==== Given data ====
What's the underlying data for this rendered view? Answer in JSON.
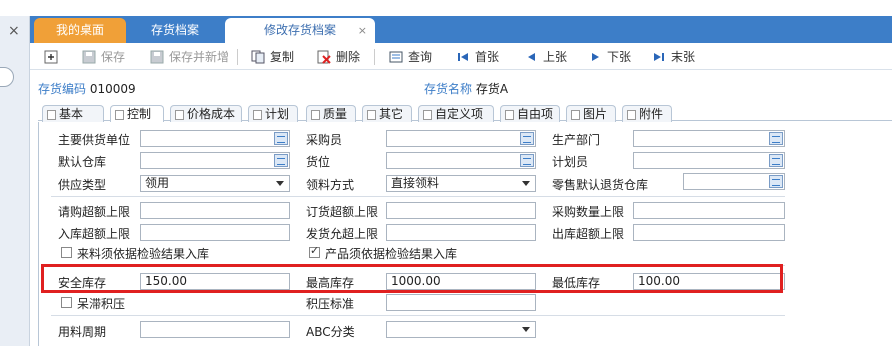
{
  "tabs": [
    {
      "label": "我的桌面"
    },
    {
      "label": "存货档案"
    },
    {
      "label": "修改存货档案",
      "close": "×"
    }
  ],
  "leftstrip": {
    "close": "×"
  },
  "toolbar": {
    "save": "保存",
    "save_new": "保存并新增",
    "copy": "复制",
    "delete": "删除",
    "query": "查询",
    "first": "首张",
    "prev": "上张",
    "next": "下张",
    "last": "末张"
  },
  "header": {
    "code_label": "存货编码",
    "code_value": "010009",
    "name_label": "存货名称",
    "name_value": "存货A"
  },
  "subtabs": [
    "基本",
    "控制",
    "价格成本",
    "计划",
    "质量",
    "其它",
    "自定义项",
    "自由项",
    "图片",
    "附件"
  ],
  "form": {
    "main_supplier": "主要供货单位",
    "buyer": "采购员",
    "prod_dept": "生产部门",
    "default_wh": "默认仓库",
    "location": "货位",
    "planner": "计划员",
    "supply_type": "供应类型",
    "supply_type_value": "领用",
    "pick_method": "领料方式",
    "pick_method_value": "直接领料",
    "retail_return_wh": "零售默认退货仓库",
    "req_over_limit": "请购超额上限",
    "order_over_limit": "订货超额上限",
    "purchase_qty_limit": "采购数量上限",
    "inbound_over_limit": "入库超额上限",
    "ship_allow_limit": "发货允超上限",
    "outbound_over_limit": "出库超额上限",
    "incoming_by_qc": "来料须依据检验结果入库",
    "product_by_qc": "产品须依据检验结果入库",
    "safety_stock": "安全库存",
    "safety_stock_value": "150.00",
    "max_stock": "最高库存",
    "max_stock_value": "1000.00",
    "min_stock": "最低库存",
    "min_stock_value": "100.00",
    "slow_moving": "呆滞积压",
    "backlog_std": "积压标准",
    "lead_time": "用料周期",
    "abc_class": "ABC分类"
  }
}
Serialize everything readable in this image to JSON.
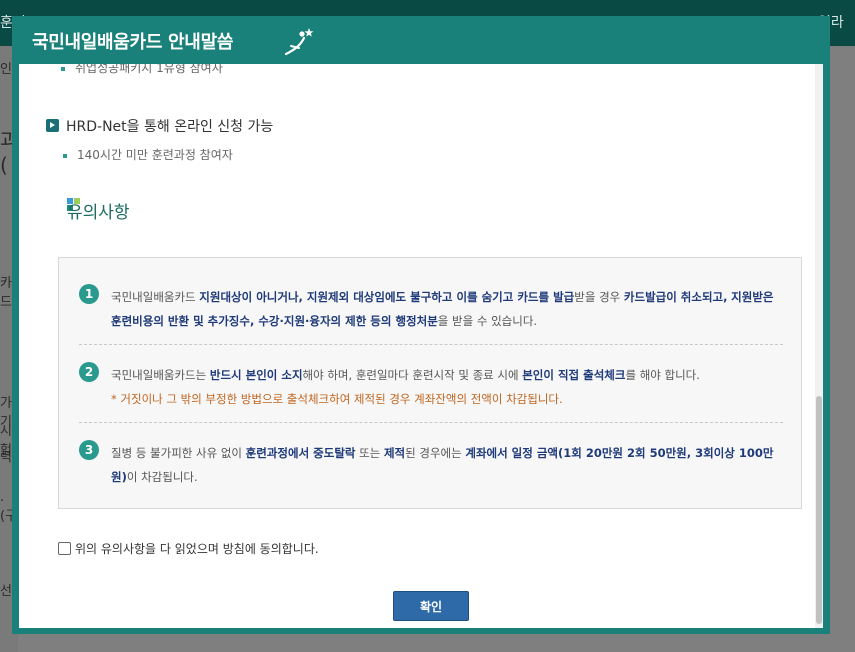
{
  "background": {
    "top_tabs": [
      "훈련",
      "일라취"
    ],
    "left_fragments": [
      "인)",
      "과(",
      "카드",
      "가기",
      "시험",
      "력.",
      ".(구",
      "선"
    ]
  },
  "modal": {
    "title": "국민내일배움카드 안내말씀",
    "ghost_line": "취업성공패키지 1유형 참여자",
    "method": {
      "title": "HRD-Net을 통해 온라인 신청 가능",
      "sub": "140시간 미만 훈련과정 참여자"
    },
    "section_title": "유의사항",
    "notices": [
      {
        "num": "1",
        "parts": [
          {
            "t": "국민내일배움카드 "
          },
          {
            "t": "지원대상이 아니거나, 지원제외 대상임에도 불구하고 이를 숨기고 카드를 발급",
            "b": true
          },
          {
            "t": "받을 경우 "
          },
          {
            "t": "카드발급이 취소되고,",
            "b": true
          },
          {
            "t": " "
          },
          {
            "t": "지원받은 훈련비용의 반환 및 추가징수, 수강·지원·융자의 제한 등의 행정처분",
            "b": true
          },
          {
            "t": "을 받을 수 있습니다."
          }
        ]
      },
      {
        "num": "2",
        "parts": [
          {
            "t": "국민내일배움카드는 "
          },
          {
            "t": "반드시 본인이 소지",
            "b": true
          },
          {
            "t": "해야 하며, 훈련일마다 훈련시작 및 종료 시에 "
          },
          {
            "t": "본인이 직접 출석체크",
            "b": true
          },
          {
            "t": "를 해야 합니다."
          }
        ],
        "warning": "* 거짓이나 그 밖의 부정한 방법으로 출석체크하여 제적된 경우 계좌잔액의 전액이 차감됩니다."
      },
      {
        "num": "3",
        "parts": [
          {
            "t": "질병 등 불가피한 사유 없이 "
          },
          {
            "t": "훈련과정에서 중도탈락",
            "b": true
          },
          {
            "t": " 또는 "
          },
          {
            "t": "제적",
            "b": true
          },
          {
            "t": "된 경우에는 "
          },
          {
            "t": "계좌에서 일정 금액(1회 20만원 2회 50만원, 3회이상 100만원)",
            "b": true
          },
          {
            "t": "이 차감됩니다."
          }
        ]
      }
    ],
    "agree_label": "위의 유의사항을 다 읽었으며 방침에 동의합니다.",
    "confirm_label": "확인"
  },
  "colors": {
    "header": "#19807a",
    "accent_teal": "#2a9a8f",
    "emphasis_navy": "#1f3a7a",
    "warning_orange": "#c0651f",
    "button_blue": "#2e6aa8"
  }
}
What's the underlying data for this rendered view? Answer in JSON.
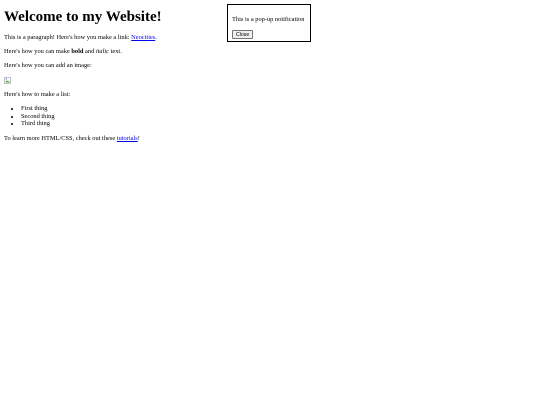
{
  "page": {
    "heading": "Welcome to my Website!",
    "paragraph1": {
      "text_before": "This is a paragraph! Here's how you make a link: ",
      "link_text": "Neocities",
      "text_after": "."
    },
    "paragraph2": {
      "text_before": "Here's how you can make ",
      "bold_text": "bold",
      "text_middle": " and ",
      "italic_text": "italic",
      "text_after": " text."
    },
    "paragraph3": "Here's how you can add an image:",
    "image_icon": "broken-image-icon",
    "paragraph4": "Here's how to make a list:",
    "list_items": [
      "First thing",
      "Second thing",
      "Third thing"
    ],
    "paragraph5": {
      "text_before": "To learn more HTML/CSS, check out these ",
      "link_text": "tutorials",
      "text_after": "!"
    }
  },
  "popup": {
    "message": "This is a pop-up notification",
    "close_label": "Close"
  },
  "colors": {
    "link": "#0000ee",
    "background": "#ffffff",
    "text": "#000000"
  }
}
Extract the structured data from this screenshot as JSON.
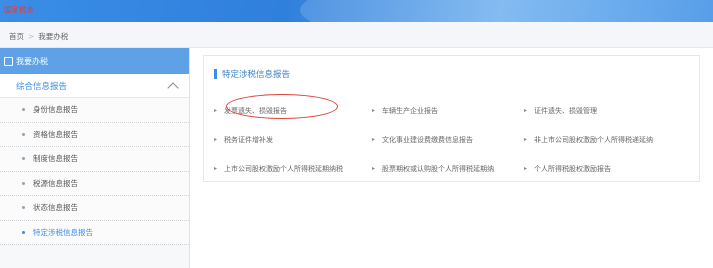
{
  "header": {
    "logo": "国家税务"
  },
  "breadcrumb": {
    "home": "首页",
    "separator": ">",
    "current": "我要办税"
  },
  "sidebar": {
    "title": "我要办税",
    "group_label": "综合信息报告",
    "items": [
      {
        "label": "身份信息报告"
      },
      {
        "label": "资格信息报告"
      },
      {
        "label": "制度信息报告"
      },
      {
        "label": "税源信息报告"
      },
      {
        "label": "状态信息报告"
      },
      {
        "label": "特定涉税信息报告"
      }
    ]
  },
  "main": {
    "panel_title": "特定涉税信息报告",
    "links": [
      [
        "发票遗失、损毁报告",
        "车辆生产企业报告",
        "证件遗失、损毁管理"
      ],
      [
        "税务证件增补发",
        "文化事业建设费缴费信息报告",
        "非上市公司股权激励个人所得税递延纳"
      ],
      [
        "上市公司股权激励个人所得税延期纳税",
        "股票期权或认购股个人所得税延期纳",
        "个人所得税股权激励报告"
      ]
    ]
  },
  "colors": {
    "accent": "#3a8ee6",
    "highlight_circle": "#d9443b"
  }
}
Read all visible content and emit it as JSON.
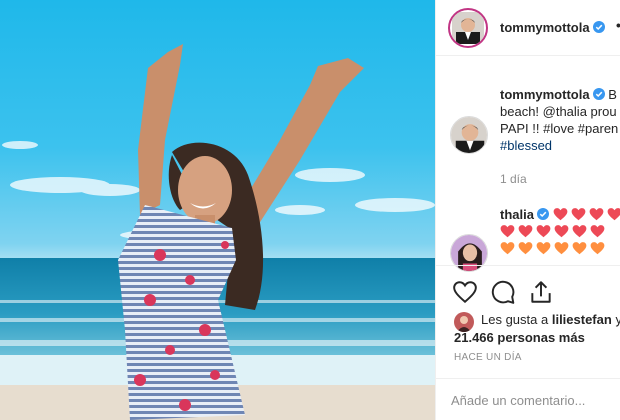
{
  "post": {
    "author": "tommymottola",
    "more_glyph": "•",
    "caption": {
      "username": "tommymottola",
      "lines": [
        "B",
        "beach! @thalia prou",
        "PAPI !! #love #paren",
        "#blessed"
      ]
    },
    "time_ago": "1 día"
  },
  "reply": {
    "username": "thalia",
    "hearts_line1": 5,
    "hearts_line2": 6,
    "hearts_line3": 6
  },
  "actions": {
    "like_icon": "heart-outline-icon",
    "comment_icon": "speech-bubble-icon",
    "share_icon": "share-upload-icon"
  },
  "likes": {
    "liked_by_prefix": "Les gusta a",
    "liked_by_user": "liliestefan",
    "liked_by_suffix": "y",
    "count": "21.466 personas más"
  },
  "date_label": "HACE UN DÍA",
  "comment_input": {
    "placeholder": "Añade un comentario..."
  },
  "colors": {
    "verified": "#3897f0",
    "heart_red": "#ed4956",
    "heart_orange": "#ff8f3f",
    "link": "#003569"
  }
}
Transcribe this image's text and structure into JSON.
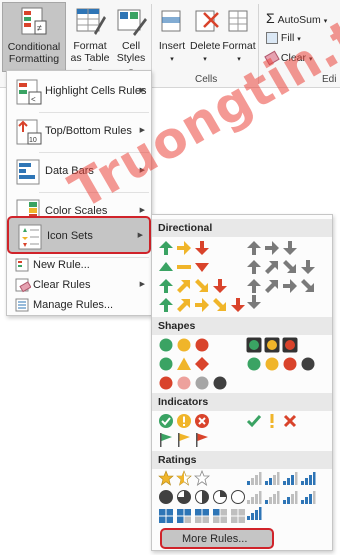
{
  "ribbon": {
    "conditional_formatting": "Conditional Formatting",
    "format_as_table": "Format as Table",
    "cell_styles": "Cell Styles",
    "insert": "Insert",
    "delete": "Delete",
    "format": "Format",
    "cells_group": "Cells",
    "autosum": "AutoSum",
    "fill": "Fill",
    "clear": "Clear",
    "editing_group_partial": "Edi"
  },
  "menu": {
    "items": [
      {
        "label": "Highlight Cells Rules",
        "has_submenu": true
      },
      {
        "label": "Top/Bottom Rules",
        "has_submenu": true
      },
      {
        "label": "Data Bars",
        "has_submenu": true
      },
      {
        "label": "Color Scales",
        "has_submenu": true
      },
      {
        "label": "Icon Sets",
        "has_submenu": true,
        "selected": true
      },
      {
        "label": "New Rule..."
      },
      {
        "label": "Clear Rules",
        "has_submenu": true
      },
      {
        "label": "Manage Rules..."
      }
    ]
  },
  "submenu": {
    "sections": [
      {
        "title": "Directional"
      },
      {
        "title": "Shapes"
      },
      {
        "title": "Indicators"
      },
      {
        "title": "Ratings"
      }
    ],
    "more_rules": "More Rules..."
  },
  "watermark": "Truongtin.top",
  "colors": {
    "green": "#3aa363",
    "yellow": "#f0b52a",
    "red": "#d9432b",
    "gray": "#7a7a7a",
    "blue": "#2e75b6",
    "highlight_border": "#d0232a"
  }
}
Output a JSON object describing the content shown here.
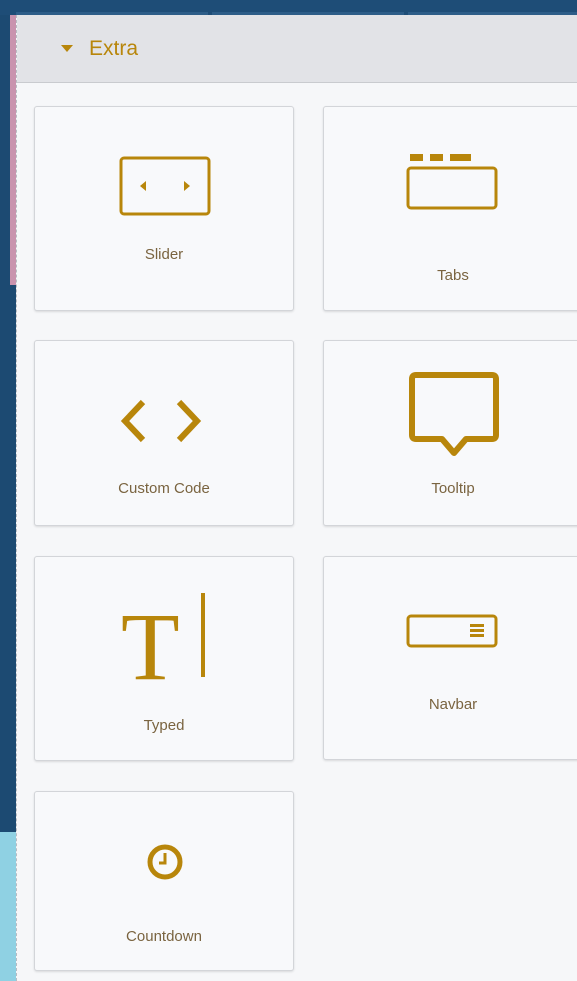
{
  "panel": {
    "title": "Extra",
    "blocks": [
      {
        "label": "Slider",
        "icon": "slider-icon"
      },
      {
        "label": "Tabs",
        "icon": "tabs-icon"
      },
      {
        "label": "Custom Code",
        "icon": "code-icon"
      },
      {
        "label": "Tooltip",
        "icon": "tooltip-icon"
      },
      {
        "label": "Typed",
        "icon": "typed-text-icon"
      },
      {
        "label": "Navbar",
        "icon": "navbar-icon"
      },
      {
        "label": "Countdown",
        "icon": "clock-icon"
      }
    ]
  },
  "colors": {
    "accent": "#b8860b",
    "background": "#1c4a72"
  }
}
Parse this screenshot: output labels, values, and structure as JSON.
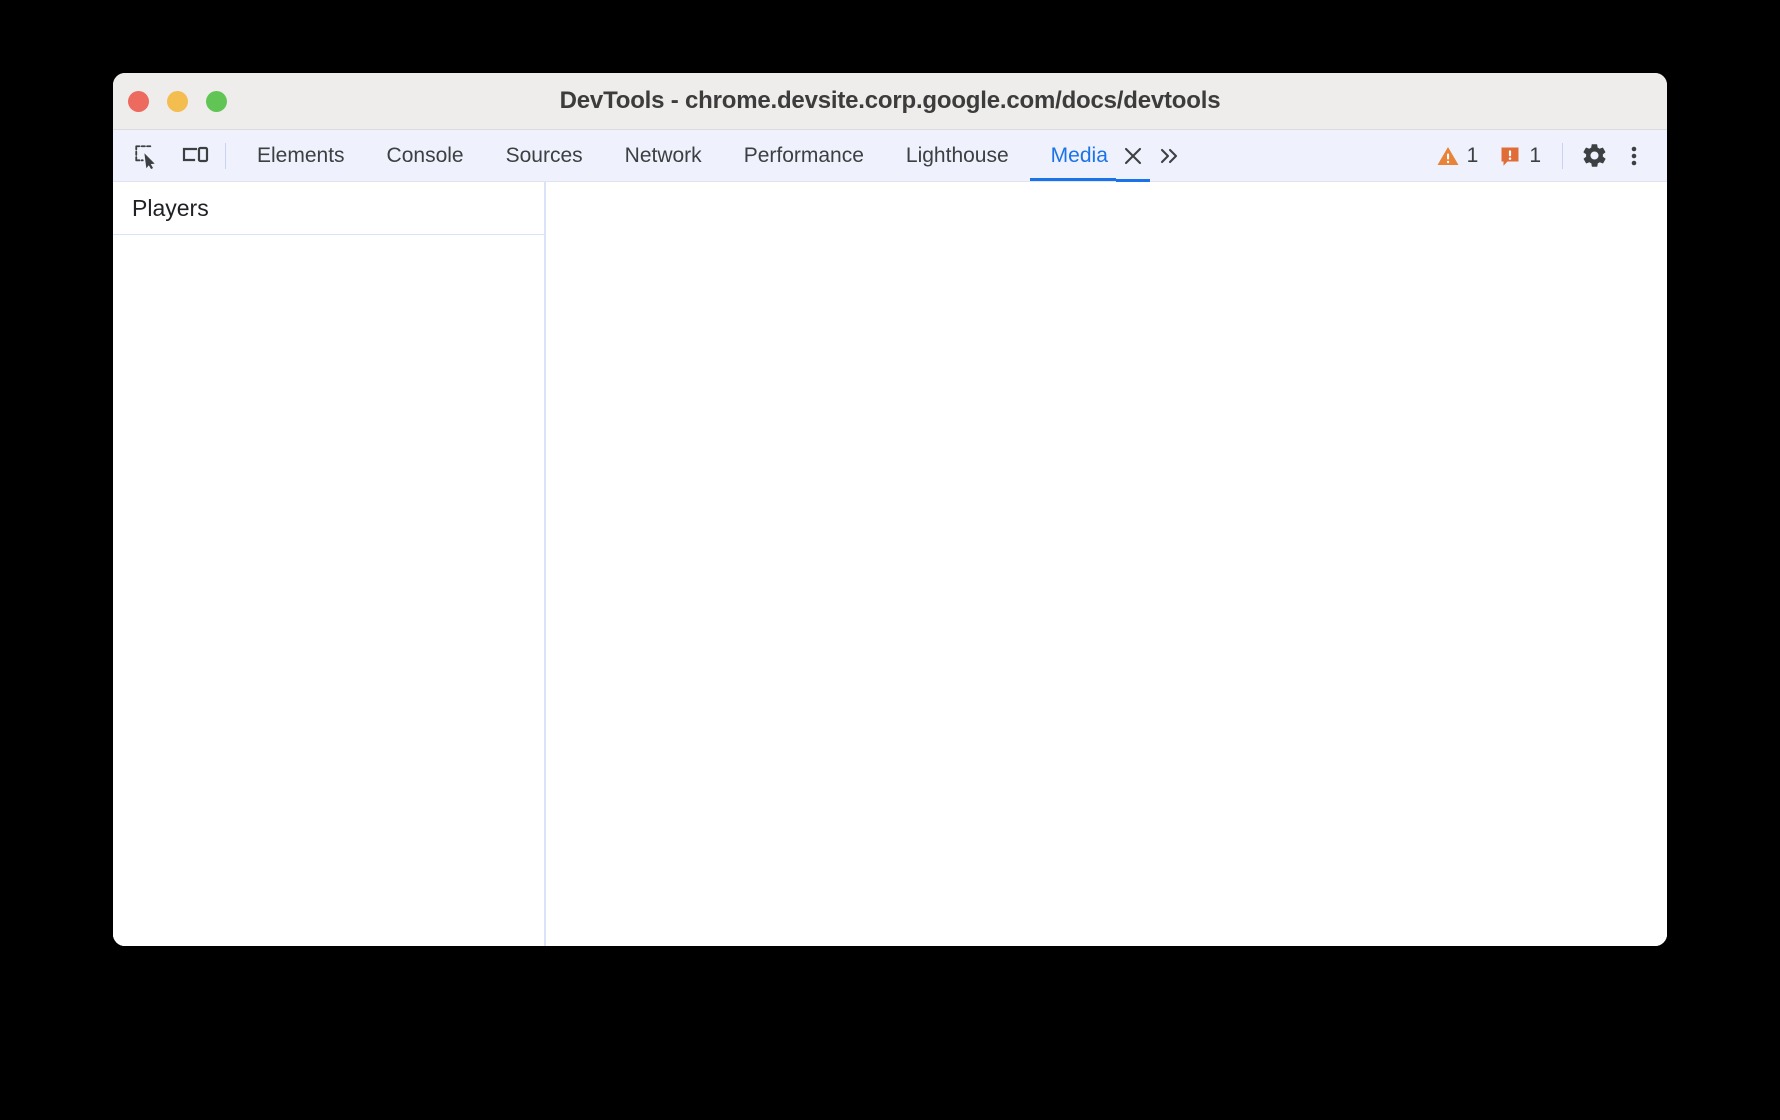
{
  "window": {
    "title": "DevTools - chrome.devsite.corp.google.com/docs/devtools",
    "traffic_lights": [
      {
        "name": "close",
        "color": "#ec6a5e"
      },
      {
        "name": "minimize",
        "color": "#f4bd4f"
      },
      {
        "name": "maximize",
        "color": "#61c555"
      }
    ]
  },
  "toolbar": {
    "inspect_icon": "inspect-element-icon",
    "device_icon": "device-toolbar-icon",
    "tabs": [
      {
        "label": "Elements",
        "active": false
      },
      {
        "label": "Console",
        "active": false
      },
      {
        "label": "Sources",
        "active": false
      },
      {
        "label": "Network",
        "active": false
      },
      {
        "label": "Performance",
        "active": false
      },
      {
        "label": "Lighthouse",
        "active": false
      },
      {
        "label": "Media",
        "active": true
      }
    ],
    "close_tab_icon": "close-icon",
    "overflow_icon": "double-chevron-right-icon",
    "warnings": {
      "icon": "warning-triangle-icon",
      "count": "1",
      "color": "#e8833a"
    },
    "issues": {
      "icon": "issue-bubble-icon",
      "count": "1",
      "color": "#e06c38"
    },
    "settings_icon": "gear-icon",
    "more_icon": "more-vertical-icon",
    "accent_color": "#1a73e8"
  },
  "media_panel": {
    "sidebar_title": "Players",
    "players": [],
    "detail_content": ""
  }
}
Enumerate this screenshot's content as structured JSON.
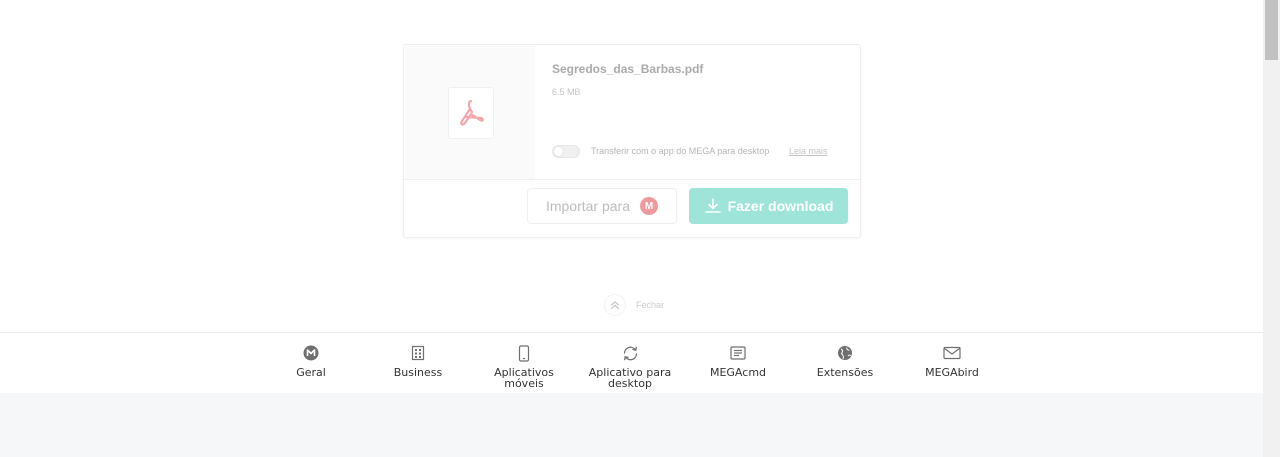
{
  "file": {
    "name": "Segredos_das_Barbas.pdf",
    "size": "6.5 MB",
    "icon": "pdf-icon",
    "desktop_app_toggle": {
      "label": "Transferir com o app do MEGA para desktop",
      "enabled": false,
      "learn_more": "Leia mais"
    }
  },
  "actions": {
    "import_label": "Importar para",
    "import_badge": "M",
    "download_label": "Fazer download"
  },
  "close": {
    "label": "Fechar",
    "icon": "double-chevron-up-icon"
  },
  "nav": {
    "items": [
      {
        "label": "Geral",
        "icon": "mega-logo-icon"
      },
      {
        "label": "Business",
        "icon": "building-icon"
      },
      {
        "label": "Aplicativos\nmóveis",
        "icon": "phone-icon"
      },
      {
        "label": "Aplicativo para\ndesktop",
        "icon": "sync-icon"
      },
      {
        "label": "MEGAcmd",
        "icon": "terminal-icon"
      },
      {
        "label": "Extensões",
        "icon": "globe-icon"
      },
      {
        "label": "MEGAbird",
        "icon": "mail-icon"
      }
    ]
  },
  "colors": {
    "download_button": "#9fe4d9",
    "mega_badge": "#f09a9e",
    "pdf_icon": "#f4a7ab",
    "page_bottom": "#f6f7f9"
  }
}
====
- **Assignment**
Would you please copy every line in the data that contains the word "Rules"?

- **Response to this exercise**
        "label": "Highlight Cells Rules",
        "label": "Top/Bottom Rules",
        "label": "Clear Rules",
        "label": "Manage Rules..."
    "more_rules": "More Rules..."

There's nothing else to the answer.